Instead of just one slide, there are two sitting side-by-side. That way, parents or teachers with older, larger students can go down the slide together with the kids. A spinning structure called the We-Go-Round has a place for kids with wheelchairs so they can also have fun.
The playground's designers say a number of sensory elements are also included to help the students. Children with autism often have Sensory Processing Disorder, which makes them very sensitive to certain sounds or textures.
The benches on the outside of the playground look simple from far away, but are "one of our most inclusive sensory" elements, Hack said. They have many different colors that bring about feelings of calm and curiosity. They are also made with smooth material that can be felt and moved. The academy's Rapaport said if a child starts to feel uneasy, they can sit down and feel the bench, which can help them relax.
There are also musical bells and large xylophones that produce calming sounds. An enclosed structure provides a place of peace and quiet if a student needs a break from play.
One of the most important designs, says Rapaport, is a tower that can spray water on multiple children. This can be an important way for older children with autism to get over their fears of water, which for them can be overstimulating.
"Imagine you have a child that won't take a shower," Rapaport said. "Now we can have kids go outside and they're standing under a sprayer and they're loving it. Why? Because they're watching other kids do it."
Like the shower, much of the equipment is designed to persuade students to interact with each other, even though they might usually like playing alone. A swing set is designed to permit two kids to swing at the same time, for example.
Celia Galion's daughter Deborah is a 14-year-old who attends Transformation Academy. Deborah has a condition called tuberous sclerosis, which causes seizures, and which brought on her autism at a young age.

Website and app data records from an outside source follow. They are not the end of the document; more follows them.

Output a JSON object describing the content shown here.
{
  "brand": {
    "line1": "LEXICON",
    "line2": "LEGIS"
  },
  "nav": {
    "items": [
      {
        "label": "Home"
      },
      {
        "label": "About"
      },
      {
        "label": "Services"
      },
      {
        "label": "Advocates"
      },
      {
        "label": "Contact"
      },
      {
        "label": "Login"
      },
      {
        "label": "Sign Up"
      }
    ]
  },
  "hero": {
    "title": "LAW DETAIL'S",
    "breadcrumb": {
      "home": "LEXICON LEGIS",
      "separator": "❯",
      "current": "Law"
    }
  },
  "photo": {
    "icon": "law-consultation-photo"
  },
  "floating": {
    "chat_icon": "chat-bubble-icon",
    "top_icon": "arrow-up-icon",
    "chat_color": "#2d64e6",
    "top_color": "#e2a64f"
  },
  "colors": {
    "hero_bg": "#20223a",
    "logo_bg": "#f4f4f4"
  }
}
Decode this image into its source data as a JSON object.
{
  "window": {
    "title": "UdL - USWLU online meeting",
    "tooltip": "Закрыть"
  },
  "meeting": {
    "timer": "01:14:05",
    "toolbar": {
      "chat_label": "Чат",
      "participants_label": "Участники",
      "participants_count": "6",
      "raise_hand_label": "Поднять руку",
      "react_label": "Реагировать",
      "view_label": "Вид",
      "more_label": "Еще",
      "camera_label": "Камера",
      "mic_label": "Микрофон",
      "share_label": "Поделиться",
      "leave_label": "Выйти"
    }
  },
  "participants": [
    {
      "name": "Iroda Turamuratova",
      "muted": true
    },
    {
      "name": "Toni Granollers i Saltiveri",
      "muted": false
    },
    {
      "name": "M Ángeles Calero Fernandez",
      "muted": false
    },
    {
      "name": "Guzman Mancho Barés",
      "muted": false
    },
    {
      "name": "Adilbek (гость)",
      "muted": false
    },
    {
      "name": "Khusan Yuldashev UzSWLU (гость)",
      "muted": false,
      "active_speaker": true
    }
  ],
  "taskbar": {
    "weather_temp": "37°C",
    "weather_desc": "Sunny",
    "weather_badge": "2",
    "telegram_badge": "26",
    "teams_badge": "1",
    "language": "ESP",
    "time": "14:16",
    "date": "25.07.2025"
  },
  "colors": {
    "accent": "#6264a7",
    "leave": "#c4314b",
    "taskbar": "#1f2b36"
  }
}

"Deborah is a very sweet child," Galion said. "She likes playing. She loves hugs. She's very affectionate and she likes to be loud. And so being outside is great."
Galion said it has been four or five years since she has taken her daughter to a playground. She had resisted taking Deborah because other kids could be mean and she felt like many playgrounds were not safe.
But Galion said the new playground at Transformation Academy permits "children to feel like they have a little bit of freedom." They can play "without having to necessarily have somebody standing right over them to make sure that they're safe...it's really, really great for them."
Rapaport said the school plans to open up the playground for everyone in the autism community, even if they do not attend Transformation Academy.
Sparks@Play's Hack said he thinks the playground can help autistic children of all ages develop their independence as they move into adulthood.
"Being able to learn how to collaborate and work with other people and use your imagination and try things that you wouldn't have tried otherwise ... shapes you into a much more confident and well-abled adult," Hack said.
I'm Dan Novak.
Dan Novak wrote this story for VOA Learning English.
Words in This Story
spectrum — n. a complete range of different opinions, people, etc.
practical — adj. skilled at manual tasks
therapist — n. a person trained in methods of treating illnesses especially without the use of drugs or surgery
occupational therapy — n. treatment that helps people who have physical or mental problems learn to do the activities of daily life
crutches — n. a long stick with a padded piece at the top that fits under a person's arm
texture — n. the way that something feels when you touch it
relax — v. to stop feeling nervous or worried
xylophone — n. a musical instrument that has a set of wooden bars of different lengths that are hit with hammers
affectionate — adj. feeling or showing love and affection
collaborate — v. to work with another person or group in order to achieve or do something
confident — adj. having a feeling or belief that you can do something well or succeed at something